Jenn T Grace: It’s less than 3%? Wow, jeez.
Michael Mapes: I think so, yeah. So what does that tell you? Well that tells you that you have to do things differently than 97% of people. But what are people doing? They’re looking around at the Internet going, “Other people are doing this.” So you’re probably actually modelling people that aren’t successful, which is a problem. Or you’re modelling successful people, but you don’t understand the reason, the sequencing which is so important in business, the timing of why they’re doing certain things. So a lot of times what are happening is people are in phase one of business, but they’re implementing phase two, three or four strategies. And that’s disastrous and it really diminishes your ability to elevate yourself and cultivate a sense of influence over the long term.
Jenn T Grace: Wow, I feel like you have said more in this interview than we could have probably done in twenty interviews. So I appreciate just how robust, and how tactical in some instances your information is, but then also such high level information as well for people listening. I know that we are already pretty much at our time, but I want to make sure that those listening know exactly how to find you. So can you please just share how they would go about doing that?
Michael Mapes: Yeah, absolutely. So just thank you for having me, Jenn. And as I said to you privately, and I just want to repeat here, I spend a lot of time cultivating, curating, aggregating, reading, absorbing information every week. And so for something to stand out to me, for me to want to go back to something, it really has to stand out. And I just think for all of your listeners, what Jenn is doing is needed. To me it really stands above, and it really stands out. So I mean share it, like it, review it. She didn’t pay me to say this, I’m not a sponsor, we don’t have some kind of influence or marketing campaign. I just really believe it because it really stands out to me as something that’s so useful. As far as connecting with me, there’s just a couple quick things that you could do. If you want to get on my list, which is all about resources right now, there’s not a lot of pitching or selling, especially given my new direction of who I’m going to be working with. But if you want to get on there, and kind of get information about what’s changing, what are these trends, how can you evolve? Whether you’re a marketer yourself, or whether you’re an entrepreneur, I think that this information is so cutting edge, and while some of it’s out there, I haven’t seen anyone bringing it together. So you can go to www.Shift.MichaelMaves.org. And that will give you access to my list which is blogs, and articles, and resources, and videos, and podcasts that are all about innovating, and building on what we know, but then also bringing in the new. So that’s one place that you can start if you want me to be in your inbox, and if you give me that opportunity, I will work very, very hard to earn my place there, to earn my right to be in your inbox because I know how crowded that gets.
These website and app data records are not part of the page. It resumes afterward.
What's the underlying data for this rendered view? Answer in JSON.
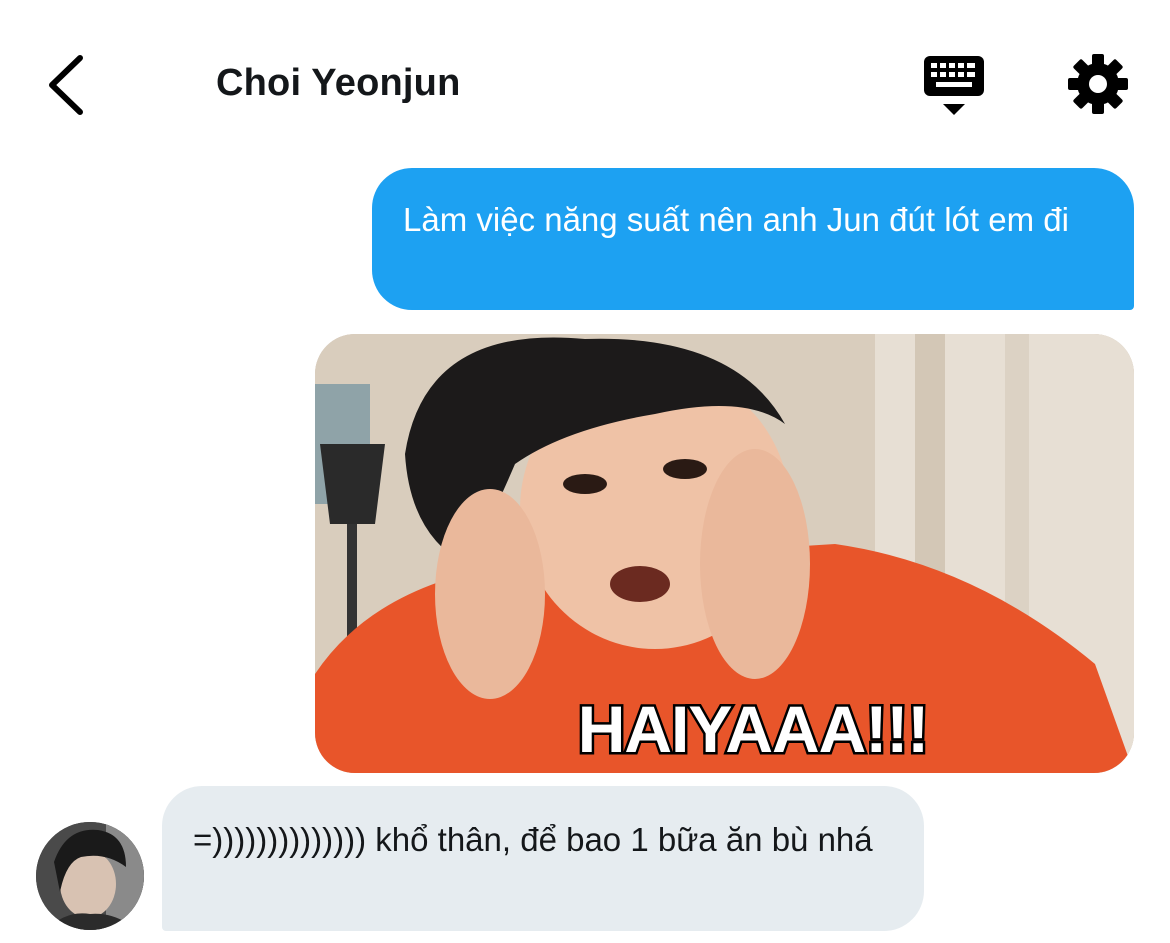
{
  "header": {
    "title": "Choi Yeonjun",
    "back_icon": "chevron-left-icon",
    "keyboard_icon": "keyboard-icon",
    "settings_icon": "gear-icon"
  },
  "messages": [
    {
      "direction": "outgoing",
      "type": "text",
      "text": "Làm việc năng suất nên anh Jun đút lót em đi"
    },
    {
      "direction": "outgoing",
      "type": "media",
      "caption": "HAIYAAA!!!"
    },
    {
      "direction": "incoming",
      "type": "text",
      "text": "=)))))))))))))) khổ thân, để bao 1 bữa ăn bù nhá"
    }
  ],
  "colors": {
    "outgoing_bubble": "#1da1f2",
    "incoming_bubble": "#e6ecf0",
    "text_dark": "#14171a"
  }
}
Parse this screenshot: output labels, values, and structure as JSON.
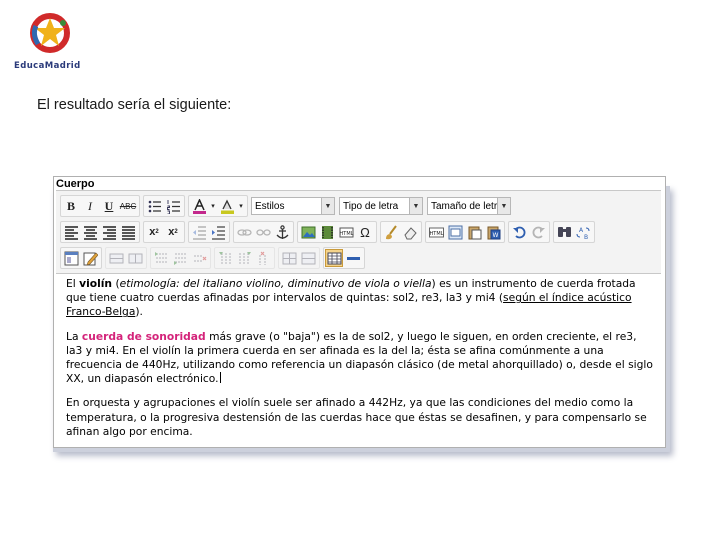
{
  "logo": {
    "text": "EducaMadrid"
  },
  "caption": "El resultado sería el siguiente:",
  "editor": {
    "field_label": "Cuerpo",
    "toolbar": {
      "bold": "B",
      "italic": "I",
      "underline": "U",
      "strike": "ABC",
      "styles": "Estilos",
      "font": "Tipo de letra",
      "size": "Tamaño de letra",
      "subscript": "x",
      "superscript": "x",
      "html_label": "HTML",
      "source_label": "HTML"
    },
    "paragraphs": {
      "p1": {
        "a": "El ",
        "violin": "violín",
        "b": " (",
        "etym": "etimología: del italiano violino, diminutivo de viola o viella",
        "c": ") es un instrumento de cuerda frotada que tiene cuatro cuerdas afinadas por intervalos de quintas: sol2, re3, la3 y mi4 (",
        "link": "según el índice acústico Franco-Belga",
        "d": ")."
      },
      "p2": {
        "a": "La ",
        "highlight": "cuerda de sonoridad",
        "b": " más grave (o \"baja\") es la de sol2, y luego le siguen, en orden creciente, el re3, la3 y mi4. En el violín la primera cuerda en ser afinada es la del la; ésta se afina comúnmente a una frecuencia de 440Hz, utilizando como referencia un diapasón clásico (de metal ahorquillado) o, desde el siglo XX, un diapasón electrónico."
      },
      "p3": "En orquesta y agrupaciones el violín suele ser afinado a 442Hz, ya que las condiciones del medio como la temperatura, o la progresiva destensión de las cuerdas hace que éstas se desafinen, y para compensarlo se afinan algo por encima."
    }
  }
}
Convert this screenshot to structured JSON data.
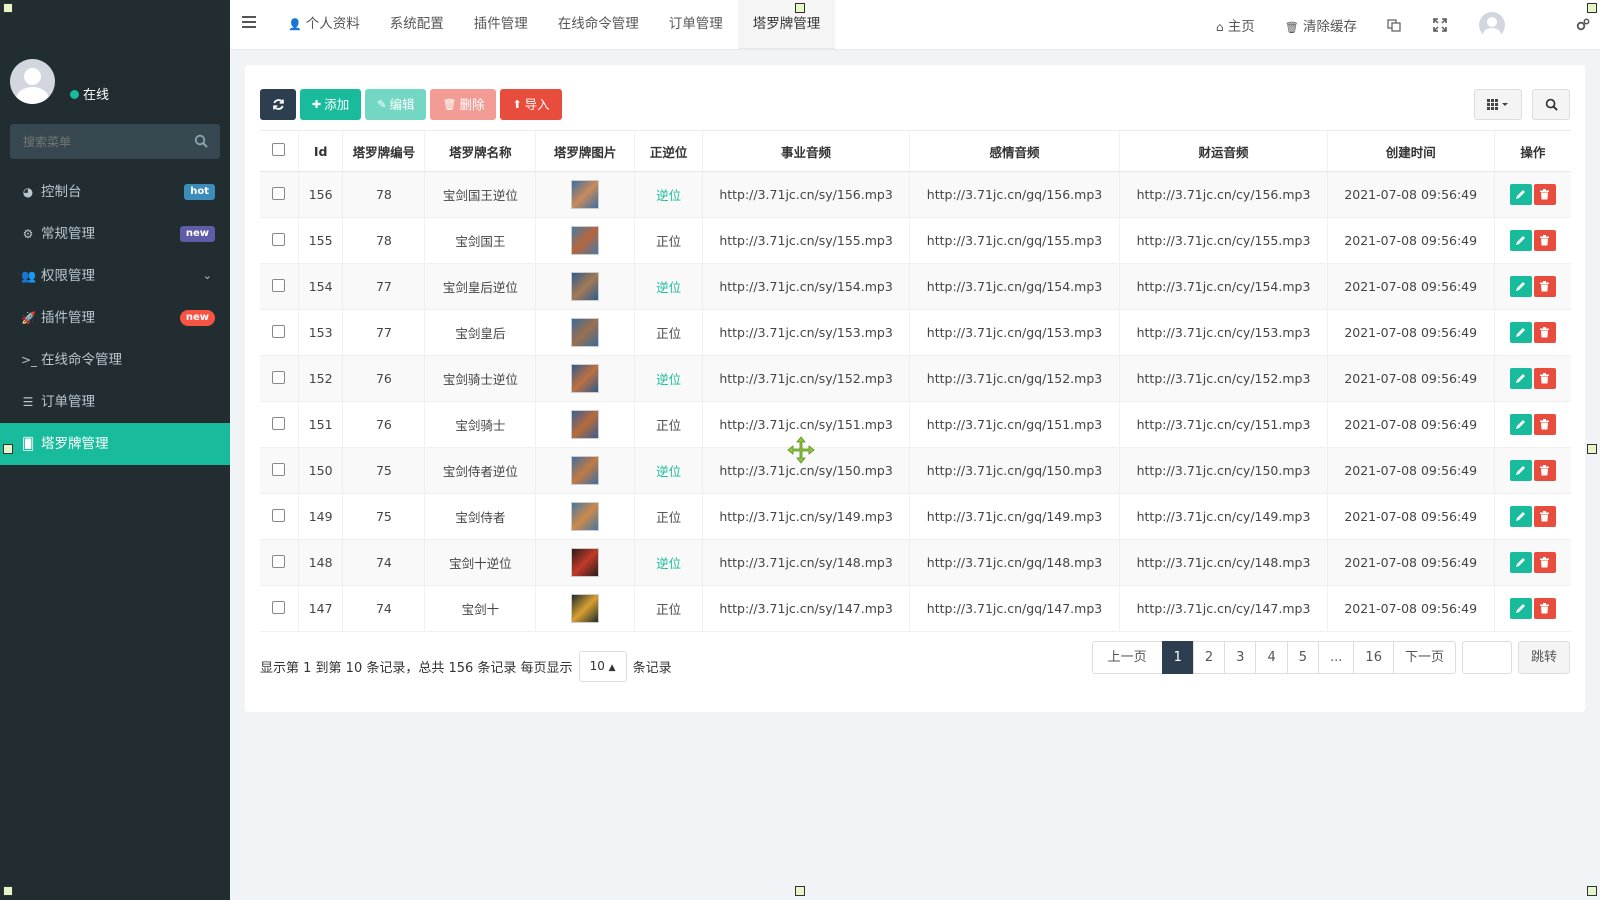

However, if you don’t want to get on my list you can go to our blog, which The Marketing is Broken Blog, to get a lot of resources and articles, read more about me, and see if there’s something there that might be of value. And that’s just www.MarketingIsBroken.com.
Jenn T Grace: Excellent. Well thank you so much for all of your wisdom today. I know my audience is going to appreciate it, and I have no doubt the two of us will continue our conversations.
Michael Mapes: Thank you so much, Jenn.